TASK STATEMENT:
From the data below, return each line in which the string "testQRencodeLib" is found.

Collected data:

· · · · ·

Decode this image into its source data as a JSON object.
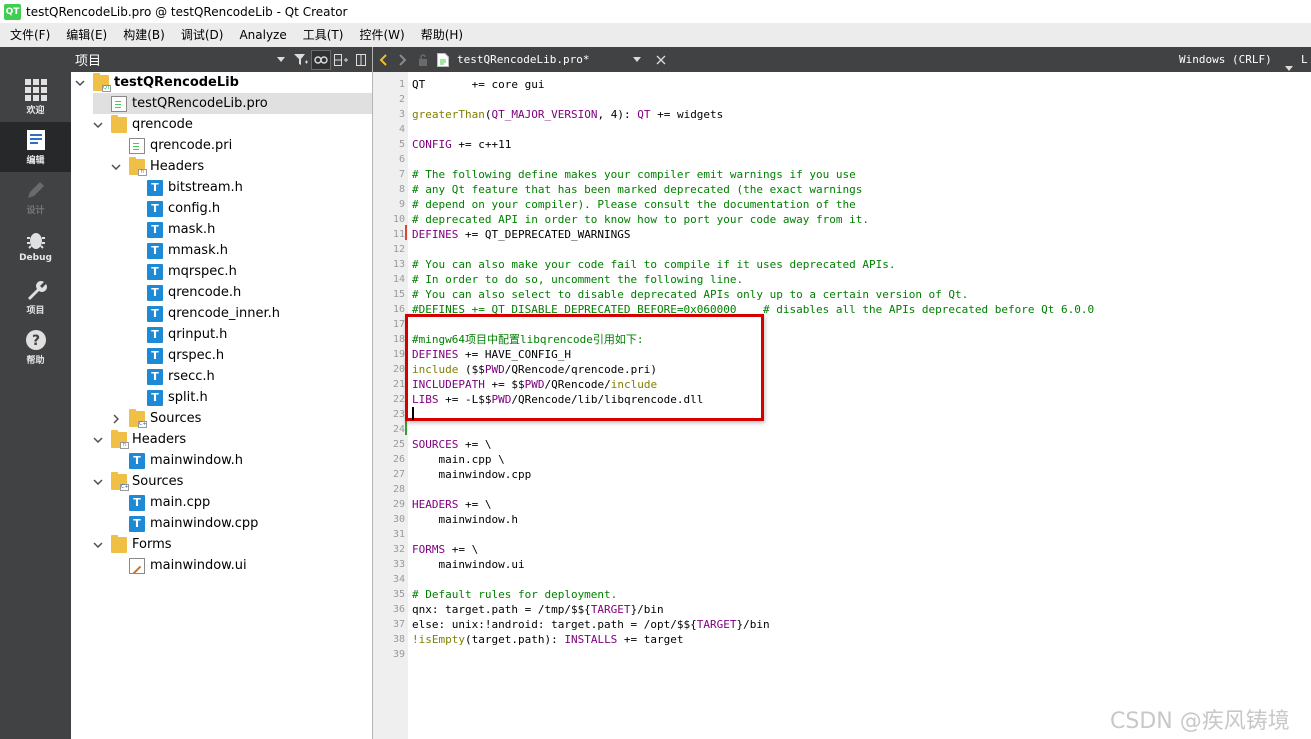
{
  "window": {
    "logo": "QT",
    "title": "testQRencodeLib.pro @ testQRencodeLib - Qt Creator"
  },
  "menubar": [
    "文件(F)",
    "编辑(E)",
    "构建(B)",
    "调试(D)",
    "Analyze",
    "工具(T)",
    "控件(W)",
    "帮助(H)"
  ],
  "modes": [
    {
      "label": "欢迎",
      "icon": "grid-icon",
      "active": false,
      "disabled": false
    },
    {
      "label": "编辑",
      "icon": "edit-icon",
      "active": true,
      "disabled": false
    },
    {
      "label": "设计",
      "icon": "pencil-icon",
      "active": false,
      "disabled": true
    },
    {
      "label": "Debug",
      "icon": "bug-icon",
      "active": false,
      "disabled": false
    },
    {
      "label": "项目",
      "icon": "wrench-icon",
      "active": false,
      "disabled": false
    },
    {
      "label": "帮助",
      "icon": "help-icon",
      "active": false,
      "disabled": false
    }
  ],
  "project_pane": {
    "title": "项目",
    "tree": [
      {
        "label": "testQRencodeLib",
        "icon": "project-folder-icon",
        "level": 0,
        "expanded": true,
        "bold": true
      },
      {
        "label": "testQRencodeLib.pro",
        "icon": "pro-file-icon",
        "level": 1,
        "selected": true
      },
      {
        "label": "qrencode",
        "icon": "folder-icon",
        "level": 1,
        "expanded": true
      },
      {
        "label": "qrencode.pri",
        "icon": "pri-file-icon",
        "level": 2
      },
      {
        "label": "Headers",
        "icon": "headers-folder-icon",
        "level": 2,
        "expanded": true
      },
      {
        "label": "bitstream.h",
        "icon": "header-file-icon",
        "level": 3
      },
      {
        "label": "config.h",
        "icon": "header-file-icon",
        "level": 3
      },
      {
        "label": "mask.h",
        "icon": "header-file-icon",
        "level": 3
      },
      {
        "label": "mmask.h",
        "icon": "header-file-icon",
        "level": 3
      },
      {
        "label": "mqrspec.h",
        "icon": "header-file-icon",
        "level": 3
      },
      {
        "label": "qrencode.h",
        "icon": "header-file-icon",
        "level": 3
      },
      {
        "label": "qrencode_inner.h",
        "icon": "header-file-icon",
        "level": 3
      },
      {
        "label": "qrinput.h",
        "icon": "header-file-icon",
        "level": 3
      },
      {
        "label": "qrspec.h",
        "icon": "header-file-icon",
        "level": 3
      },
      {
        "label": "rsecc.h",
        "icon": "header-file-icon",
        "level": 3
      },
      {
        "label": "split.h",
        "icon": "header-file-icon",
        "level": 3
      },
      {
        "label": "Sources",
        "icon": "sources-folder-icon",
        "level": 2,
        "expanded": false
      },
      {
        "label": "Headers",
        "icon": "headers-folder-icon",
        "level": 1,
        "expanded": true
      },
      {
        "label": "mainwindow.h",
        "icon": "header-file-icon",
        "level": 2
      },
      {
        "label": "Sources",
        "icon": "sources-folder-icon",
        "level": 1,
        "expanded": true
      },
      {
        "label": "main.cpp",
        "icon": "header-file-icon",
        "level": 2
      },
      {
        "label": "mainwindow.cpp",
        "icon": "header-file-icon",
        "level": 2
      },
      {
        "label": "Forms",
        "icon": "forms-folder-icon",
        "level": 1,
        "expanded": true
      },
      {
        "label": "mainwindow.ui",
        "icon": "ui-file-icon",
        "level": 2
      }
    ]
  },
  "editor": {
    "file_tab": "testQRencodeLib.pro*",
    "line_ending": "Windows (CRLF)",
    "encoding_mark": "L",
    "lines": [
      [
        [
          "QT       += core gui",
          "plain"
        ]
      ],
      [],
      [
        [
          "greaterThan",
          "fn"
        ],
        [
          "(",
          "plain"
        ],
        [
          "QT_MAJOR_VERSION",
          "kw"
        ],
        [
          ", 4): ",
          "plain"
        ],
        [
          "QT",
          "kw"
        ],
        [
          " += widgets",
          "plain"
        ]
      ],
      [],
      [
        [
          "CONFIG",
          "kw"
        ],
        [
          " += c++11",
          "plain"
        ]
      ],
      [],
      [
        [
          "# The following define makes your compiler emit warnings if you use",
          "cmt"
        ]
      ],
      [
        [
          "# any Qt feature that has been marked deprecated (the exact warnings",
          "cmt"
        ]
      ],
      [
        [
          "# depend on your compiler). Please consult the documentation of the",
          "cmt"
        ]
      ],
      [
        [
          "# deprecated API in order to know how to port your code away from it.",
          "cmt"
        ]
      ],
      [
        [
          "DEFINES",
          "kw"
        ],
        [
          " += QT_DEPRECATED_WARNINGS",
          "plain"
        ]
      ],
      [],
      [
        [
          "# You can also make your code fail to compile if it uses deprecated APIs.",
          "cmt"
        ]
      ],
      [
        [
          "# In order to do so, uncomment the following line.",
          "cmt"
        ]
      ],
      [
        [
          "# You can also select to disable deprecated APIs only up to a certain version of Qt.",
          "cmt"
        ]
      ],
      [
        [
          "#DEFINES += QT_DISABLE_DEPRECATED_BEFORE=0x060000    # disables all the APIs deprecated before Qt 6.0.0",
          "cmt"
        ]
      ],
      [],
      [
        [
          "#mingw64项目中配置libqrencode引用如下:",
          "cmt"
        ]
      ],
      [
        [
          "DEFINES",
          "kw"
        ],
        [
          " += HAVE_CONFIG_H",
          "plain"
        ]
      ],
      [
        [
          "include",
          "fn"
        ],
        [
          " ($$",
          "plain"
        ],
        [
          "PWD",
          "kw"
        ],
        [
          "/QRencode/qrencode.pri)",
          "plain"
        ]
      ],
      [
        [
          "INCLUDEPATH",
          "kw"
        ],
        [
          " += $$",
          "plain"
        ],
        [
          "PWD",
          "kw"
        ],
        [
          "/QRencode/",
          "plain"
        ],
        [
          "include",
          "pth"
        ]
      ],
      [
        [
          "LIBS",
          "kw"
        ],
        [
          " += -L$$",
          "plain"
        ],
        [
          "PWD",
          "kw"
        ],
        [
          "/QRencode/lib/libqrencode.dll",
          "plain"
        ]
      ],
      [],
      [],
      [
        [
          "SOURCES",
          "kw"
        ],
        [
          " += \\",
          "plain"
        ]
      ],
      [
        [
          "    main.cpp \\",
          "plain"
        ]
      ],
      [
        [
          "    mainwindow.cpp",
          "plain"
        ]
      ],
      [],
      [
        [
          "HEADERS",
          "kw"
        ],
        [
          " += \\",
          "plain"
        ]
      ],
      [
        [
          "    mainwindow.h",
          "plain"
        ]
      ],
      [],
      [
        [
          "FORMS",
          "kw"
        ],
        [
          " += \\",
          "plain"
        ]
      ],
      [
        [
          "    mainwindow.ui",
          "plain"
        ]
      ],
      [],
      [
        [
          "# Default rules for deployment.",
          "cmt"
        ]
      ],
      [
        [
          "qnx: target.path = /tmp/$${",
          "plain"
        ],
        [
          "TARGET",
          "kw"
        ],
        [
          "}/bin",
          "plain"
        ]
      ],
      [
        [
          "else: unix:!android: target.path = /opt/$${",
          "plain"
        ],
        [
          "TARGET",
          "kw"
        ],
        [
          "}/bin",
          "plain"
        ]
      ],
      [
        [
          "!isEmpty",
          "fn"
        ],
        [
          "(target.path): ",
          "plain"
        ],
        [
          "INSTALLS",
          "kw"
        ],
        [
          " += target",
          "plain"
        ]
      ],
      []
    ]
  },
  "watermark": "CSDN @疾风铸境",
  "colors": {
    "keyword": "#800080",
    "function": "#808000",
    "comment": "#008000",
    "highlight_box": "#d40000",
    "sidebar": "#404244"
  }
}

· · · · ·

RESPONSE TO THE EXERCISE:
    "title": "testQRencodeLib.pro @ testQRencodeLib - Qt Creator"
        "label": "testQRencodeLib",
        "label": "testQRencodeLib.pro",
    "file_tab": "testQRencodeLib.pro*",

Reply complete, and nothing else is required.